For major wire damage in multiple places, or lights that no longer fully illuminate even after troubleshooting, it may be time to replace the strand altogether.

Detangle and Re-Hang Lights

Once all the bulbs are working and wires repaired, the last step is to untangle the strands and re-hang them neatly.

Start by unplugging the lights and carefully unwrapping any knots or tight coils. Untwist and smooth out the wire between each bulb socket.

To prevent future tangling:

  • Wrap lights neatly around a cardboard spool when storing.
  • Consider clips or ties to keep wires orderly when hanging.
  • Hang lights neatly in parallel lines rather than randomly wrapping.

With some time and effort, even tangled, half-working strands of lights can be fixed up to work good as new. Just go through methodically, replace burned out bulbs, secure loose connections, repair wires, and detangle before re-hanging. Soon you’ll have your lights back up spreading holiday cheer.

Frequently Asked Questions About Fixing Christmas Lights

How do I know if I should fix my Christmas lights or just replace them?

If only a few bulbs are burned out and the wires are in good condition, fixing them is probably worth a try. But if there are lots of bad bulbs, damaged wires in multiple places, or the lights aren’t lighting up well even after troubleshooting, replacement may be the better option.

What precautions should I take when fixing Christmas lights?

Always unplug the lights before replacing bulbs or checking wires. Work carefully when handling bulbs and wires, and wear gloves if wires are exposed. Follow directions closely when splicing wires or be sure to hire an electrician.

Where can I buy replacement Christmas light bulbs?

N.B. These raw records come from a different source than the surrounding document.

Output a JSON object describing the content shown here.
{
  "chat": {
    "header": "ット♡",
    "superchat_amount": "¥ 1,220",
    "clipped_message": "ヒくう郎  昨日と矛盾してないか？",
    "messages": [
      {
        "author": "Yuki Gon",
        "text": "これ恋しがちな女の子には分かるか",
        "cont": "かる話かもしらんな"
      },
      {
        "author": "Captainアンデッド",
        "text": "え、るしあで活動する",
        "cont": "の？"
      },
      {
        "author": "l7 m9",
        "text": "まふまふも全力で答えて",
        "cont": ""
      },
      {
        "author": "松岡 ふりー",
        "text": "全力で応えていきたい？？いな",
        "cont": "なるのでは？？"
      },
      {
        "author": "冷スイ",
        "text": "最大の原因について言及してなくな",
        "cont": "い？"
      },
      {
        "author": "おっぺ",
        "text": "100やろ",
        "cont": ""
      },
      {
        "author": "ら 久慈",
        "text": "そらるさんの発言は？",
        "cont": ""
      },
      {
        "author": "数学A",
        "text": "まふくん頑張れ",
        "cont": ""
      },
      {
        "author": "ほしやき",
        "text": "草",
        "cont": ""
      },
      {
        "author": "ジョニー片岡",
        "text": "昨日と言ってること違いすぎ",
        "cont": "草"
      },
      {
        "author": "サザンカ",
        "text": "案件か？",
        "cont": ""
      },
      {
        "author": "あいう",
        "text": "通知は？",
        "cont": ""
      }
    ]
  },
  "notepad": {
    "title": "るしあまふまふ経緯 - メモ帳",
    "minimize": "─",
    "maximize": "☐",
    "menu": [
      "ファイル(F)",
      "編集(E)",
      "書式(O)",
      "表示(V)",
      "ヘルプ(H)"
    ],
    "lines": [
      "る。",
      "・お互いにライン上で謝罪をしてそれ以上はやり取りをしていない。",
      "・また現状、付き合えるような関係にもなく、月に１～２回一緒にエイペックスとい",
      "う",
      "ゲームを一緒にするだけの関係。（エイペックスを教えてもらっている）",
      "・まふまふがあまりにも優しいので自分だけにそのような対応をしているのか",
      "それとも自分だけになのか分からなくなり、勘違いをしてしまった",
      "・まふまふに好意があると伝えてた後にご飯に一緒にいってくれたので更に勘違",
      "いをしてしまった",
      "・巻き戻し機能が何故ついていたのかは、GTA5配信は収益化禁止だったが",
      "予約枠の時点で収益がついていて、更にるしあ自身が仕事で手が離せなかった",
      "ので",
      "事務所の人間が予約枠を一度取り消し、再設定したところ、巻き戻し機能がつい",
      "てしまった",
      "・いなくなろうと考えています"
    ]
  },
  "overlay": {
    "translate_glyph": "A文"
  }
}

Replacement C7, C9 or mini light bulbs are available at most hardware stores and retailers that sell Christmas lights. Make sure to match the type, shape and wattage to the original bulbs.

How do I prevent my Christmas lights from tangling in storage?

Wrap strands neatly around a cardboard spool or dowel when storing. Avoid tightly wrapping or coiling wires. Use plastic clips or ties labeled with the strand number to keep wires orderly.

How often should outdoor Christmas lights be replaced?

Outdoor lights are exposed to weather elements so experts recommend replacing them every 3-5 years. Look for cracked sockets, frayed cords, and excessive burned out bulbs as signs it’s time for new lights.

Can I splice in new wire if my light strand has a damaged cord?

It is possible to splice wires, but doing so requires electrical skill. Consider hiring an electrician if you are not comfortable splicing wires yourself.


With some diligence and testing, even tangled, burnt-out Christmas light strands can be revived to working order. Replace bad bulbs, secure loose connections, repair frayed wires, and neatly restring. Be safe when working with lights and consult a professional if electrical work is needed. Take care of your lights so they provide many years of holiday magic. With these tips, you’ll be on your way to fixing Christmas lights and spreading holiday cheer!